■ **PROBLEM DETAILS**
The answer must reproduce all of the data below exactly and contain no images.

(TASK DATA Opens)

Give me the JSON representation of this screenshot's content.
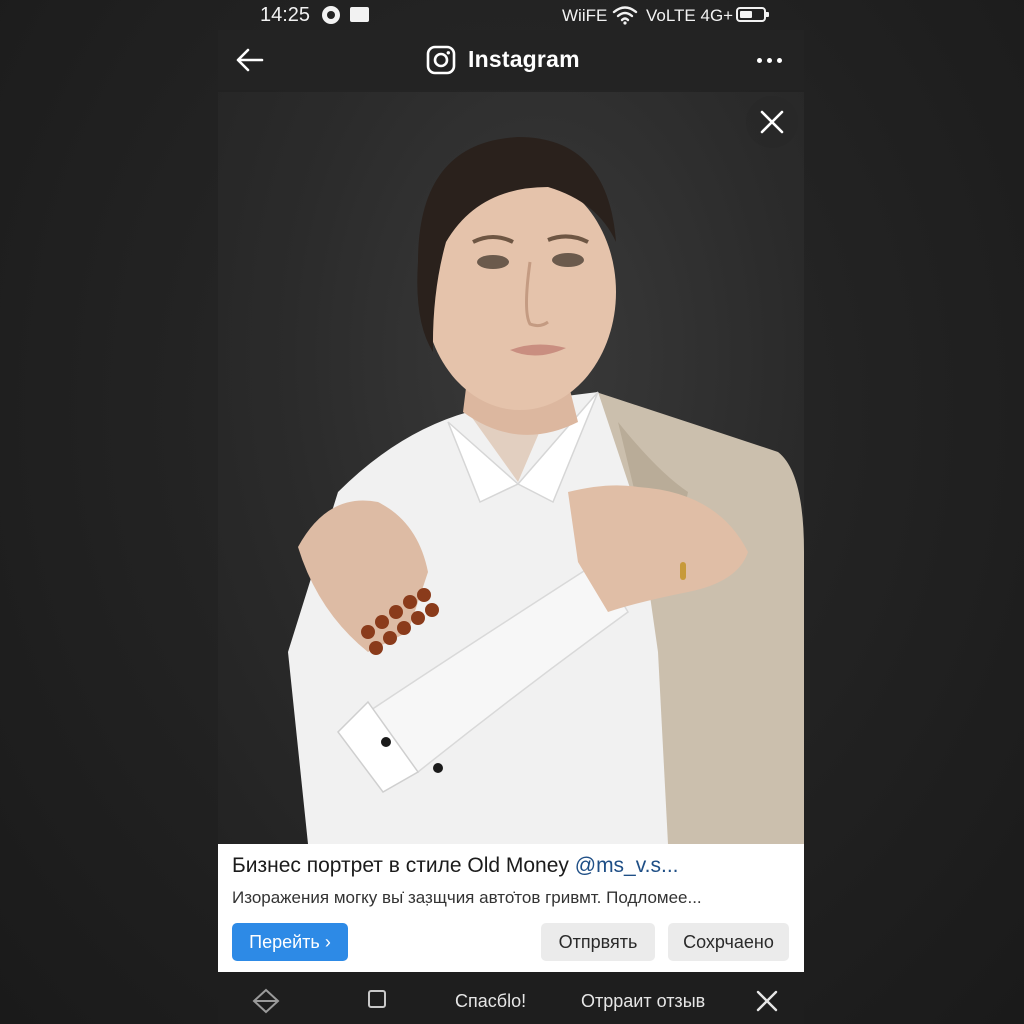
{
  "status_bar": {
    "time": "14:25",
    "wifi_label": "WiiFE",
    "network": "VoLTE 4G+"
  },
  "header": {
    "title": "Instagram",
    "back_icon": "arrow-left-icon",
    "more_icon": "more-dots-icon",
    "logo_icon": "instagram-logo-icon"
  },
  "photo": {
    "close_icon": "close-icon"
  },
  "caption": {
    "title": "Бизнес портрет в стиле Old Money",
    "handle": "@ms_v.s...",
    "text": "Изоражения могку вы̇ заз̣щчия авто̇тов гривмт. Подломее...",
    "primary_button": "Перейть",
    "send_button": "Отпрвять",
    "saved_button": "Сохрчаено"
  },
  "bottom_bar": {
    "thanks": "Спасбlo!",
    "feedback": "Отрраит отзыв"
  },
  "colors": {
    "background": "#232323",
    "accent": "#2d8ae6",
    "handle": "#1f4f86",
    "card": "#ffffff"
  }
}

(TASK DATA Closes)

■ **EXPECTED ANSWER**
Give me the JSON representation of this screenshot's content.
{
  "status_bar": {
    "time": "14:25",
    "wifi_label": "WiiFE",
    "network": "VoLTE 4G+"
  },
  "header": {
    "title": "Instagram",
    "back_icon": "arrow-left-icon",
    "more_icon": "more-dots-icon",
    "logo_icon": "instagram-logo-icon"
  },
  "photo": {
    "close_icon": "close-icon"
  },
  "caption": {
    "title": "Бизнес портрет в стиле Old Money",
    "handle": "@ms_v.s...",
    "text": "Изоражения могку вы̇ заз̣щчия авто̇тов гривмт. Подломее...",
    "primary_button": "Перейть",
    "send_button": "Отпрвять",
    "saved_button": "Сохрчаено"
  },
  "bottom_bar": {
    "thanks": "Спасбlo!",
    "feedback": "Отрраит отзыв"
  },
  "colors": {
    "background": "#232323",
    "accent": "#2d8ae6",
    "handle": "#1f4f86",
    "card": "#ffffff"
  }
}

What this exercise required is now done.